How to Choose a Sportsbook

A sportsbook is a gambling establishment that accepts bets on various sporting events. It may offer odds for individual games or entire seasons and tournaments. In some states, sportsbooks are required to be licensed, but others operate without a license and engage in illegal activity. Sportsbooks are free to set their own lines and adjust them however they like, but some facilities offer money back on pushes against the spread or consider a loss on a parlay ticket. Some also have special betting rules and limits for certain events.

Betting volume at sportsbooks varies throughout the year. Bettors have more interest in specific sports, so the amount of money wagered on those events increases during that season. This makes some sportsbooks more profitable than others. The profit margin for a sportsbook depends on its ability to balance action at all times and keep bettors happy. It is also important to be aware of the different types of bets available, including over/under bets, teaser bets, and parlays.

Many sportsbooks offer bonuses to attract customers. These bonuses are usually in the form of free bets or deposit match bonuses. It is important to compare these offers at different sportsbooks and find one that is best for your needs. However, it is also crucial to understand the terms and conditions of each bonus.

When choosing a sportsbook, it is important to look at its reputation and odds. A good sportsbook will be competitive in the odds it offers and will provide analysis and picks from experts. This will help you decide whether to make a bet or not. It is also a good idea to read reviews about the sportsbook to get a better feel for it.

Unlike traditional bookmakers, online sportsbooks use software to process bets. This software enables them to offer a range of betting options, including parlays, teaser bets, and point spreads. Many online sportsbooks have their own proprietary software, while others use a third-party provider. These companies specialize in a specific market or sport and have the experience to develop customized software.
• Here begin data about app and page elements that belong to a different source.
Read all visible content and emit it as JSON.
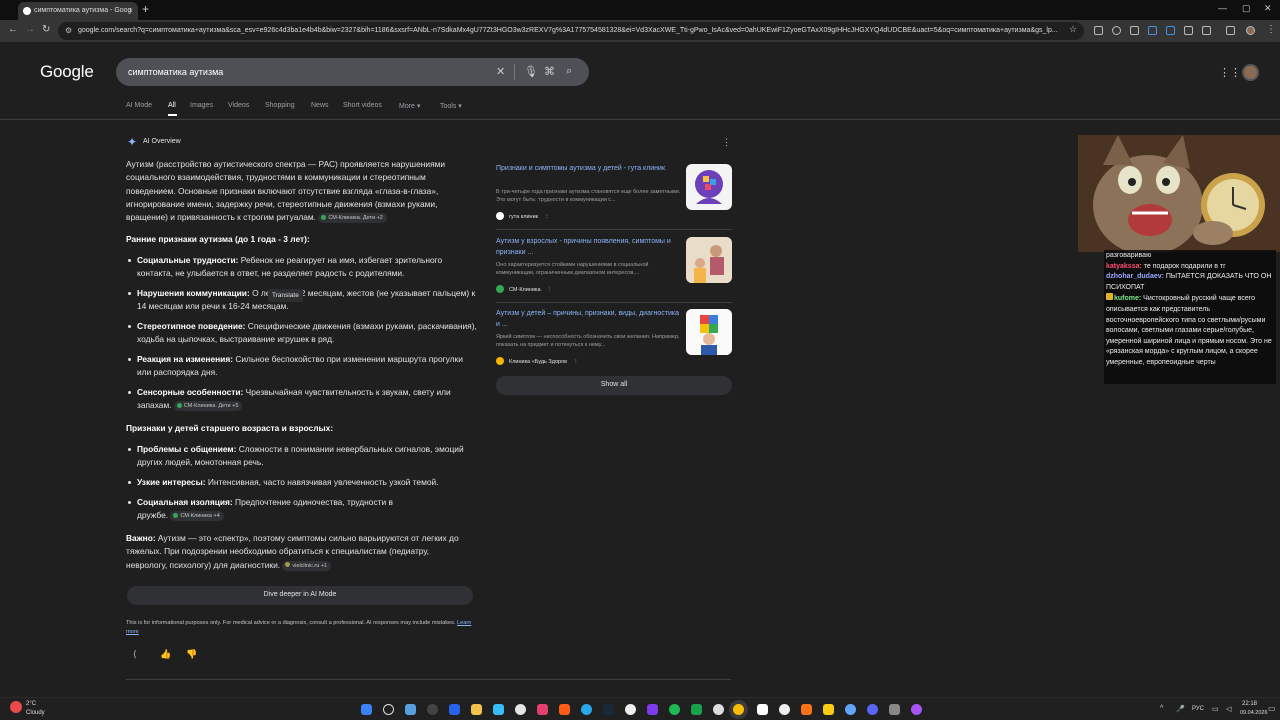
{
  "browser": {
    "tab_title": "симптоматика аутизма - Goog",
    "tab_close": "×",
    "new_tab": "+",
    "url": "google.com/search?q=симптоматика+аутизма&sca_esv=e926c4d3ba1e4b4b&biw=2327&bih=1186&sxsrf=ANbL-n7SdkaMx4gU77Zt3HGO3w3zREXV7g%3A1775754581328&ei=Vd3XacXWE_Tti-gPwo_IsAc&ved=0ahUKEwiF1ZyoeGTAxX09gIHHcJHGXYQ4dUDCBE&uact=5&oq=симптоматика+аутизма&gs_lp..."
  },
  "google": {
    "logo": "Google",
    "query": "симптоматика аутизма",
    "tabs": [
      "AI Mode",
      "All",
      "Images",
      "Videos",
      "Shopping",
      "News",
      "Short videos",
      "More ▾",
      "Tools ▾"
    ],
    "active_tab": "All"
  },
  "ai_overview": {
    "title": "AI Overview",
    "intro": "Аутизм (расстройство аутистического спектра — РАС) проявляется нарушениями социального взаимодействия, трудностями в коммуникации и стереотипным поведением. Основные признаки включают отсутствие взгляда «глаза-в-глаза», игнорирование имени, задержку речи, стереотипные движения (взмахи руками, вращение) и привязанность к строгим ритуалам.",
    "intro_chip": "СМ-Клиника. Дети +2",
    "early_heading": "Ранние признаки аутизма (до 1 года - 3 лет):",
    "early": [
      {
        "b": "Социальные трудности:",
        "t": " Ребенок не реагирует на имя, избегает зрительного контакта, не улыбается в ответ, не разделяет радость с родителями."
      },
      {
        "b": "Нарушения коммуникации:",
        "t": " О лепета к 12 месяцам, жестов (не указывает пальцем) к 14 месяцам или речи к 16-24 месяцам."
      },
      {
        "b": "Стереотипное поведение:",
        "t": " Специфические движения (взмахи руками, раскачивания), ходьба на цыпочках, выстраивание игрушек в ряд."
      },
      {
        "b": "Реакция на изменения:",
        "t": " Сильное беспокойство при изменении маршрута прогулки или распорядка дня."
      },
      {
        "b": "Сенсорные особенности:",
        "t": " Чрезвычайная чувствительность к звукам, свету или запахам."
      }
    ],
    "early_chip": "СМ-Клиника. Дети +5",
    "older_heading": "Признаки у детей старшего возраста и взрослых:",
    "older": [
      {
        "b": "Проблемы с общением:",
        "t": " Сложности в понимании невербальных сигналов, эмоций других людей, монотонная речь."
      },
      {
        "b": "Узкие интересы:",
        "t": " Интенсивная, часто навязчивая увлеченность узкой темой."
      },
      {
        "b": "Социальная изоляция:",
        "t": " Предпочтение одиночества, трудности в дружбе."
      }
    ],
    "older_chip": "СМ-Клиника +4",
    "important_b": "Важно:",
    "important_t": " Аутизм — это «спектр», поэтому симптомы сильно варьируются от легких до тяжелых. При подозрении необходимо обратиться к специалистам (педиатру, неврологу, психологу) для диагностики.",
    "important_chip": "vielclinic.ru +1",
    "tooltip": "Translate",
    "dive_button": "Dive deeper in AI Mode",
    "disclaimer": "This is for informational purposes only. For medical advice or a diagnosis, consult a professional. AI responses may include mistakes.",
    "learn_more": "Learn more"
  },
  "sources": [
    {
      "title": "Признаки и симптомы аутизма у детей - гута клиник",
      "snippet": "В три-четыре года признаки аутизма становятся еще более заметными. Это могут быть: трудности в коммуникации с...",
      "site": "гута клиник"
    },
    {
      "title": "Аутизм у взрослых - причины появления, симптомы и признаки ...",
      "snippet": "Оно характеризуется стойкими нарушениями в социальной коммуникации, ограниченным диапазоном интересов,...",
      "site": "СМ-Клиника"
    },
    {
      "title": "Аутизм у детей – причины, признаки, виды, диагностика и ...",
      "snippet": "Яркий симптом — неспособность обозначить свои желания. Например, показать на предмет и потянуться к нему...",
      "site": "Клиника «Будь Здоров"
    }
  ],
  "show_all": "Show all",
  "chat": [
    {
      "name": "",
      "text": "разговариваю",
      "color": "#ffffff"
    },
    {
      "name": "katyakssa:",
      "text": " те подарок подарили в тг",
      "color": "#ff4d6d"
    },
    {
      "name": "dzhohar_dudaev:",
      "text": " ПЫТАЕТСЯ ДОКАЗАТЬ ЧТО ОН ПСИХОПАТ",
      "color": "#9aa7ff"
    },
    {
      "name": "kufome:",
      "text": " Чистокровный русский чаще всего описывается как представитель восточноевропейского типа со светлыми/русыми волосами, светлыми глазами серые/голубые, умеренной шириной лица и прямым носом. Это не «рязанская морда» с круглым лицом, а скорее умеренные, европеоидные черты",
      "color": "#7ee787"
    }
  ],
  "weather": {
    "temp": "2°C",
    "cond": "Cloudy"
  },
  "clock": {
    "time": "22:18",
    "date": "09.04.2026"
  },
  "lang": "РУС"
}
In addition to offering betting markets for major sports, some online sportsbooks also allow bettors to negotiate odds. This can lead to better value bets and a more personalized experience. However, it can be difficult to find a sportsbook that allows this service, as most are designed for the mass market.

When writing a sportsbook review, it is important to put yourself in the punter’s shoes. What information do they need to make an informed decision? Moreover, you should avoid writing sportsbook reviews that focus on the odds alone. You should include other aspects of the betting experience, such as customer support and promotions.

A sportsbook’s management has the right to limit bets in any way they deem appropriate, but it should be done in a reasonable manner. A sportsbook manager should not play a psychological guessing game with bettors on how much they will allow them to bet. If you request too little, you will miss out on the potential for a profitable bet. If you request too much, you might panic the sportsbook into limiting your bets, which will hurt your profits.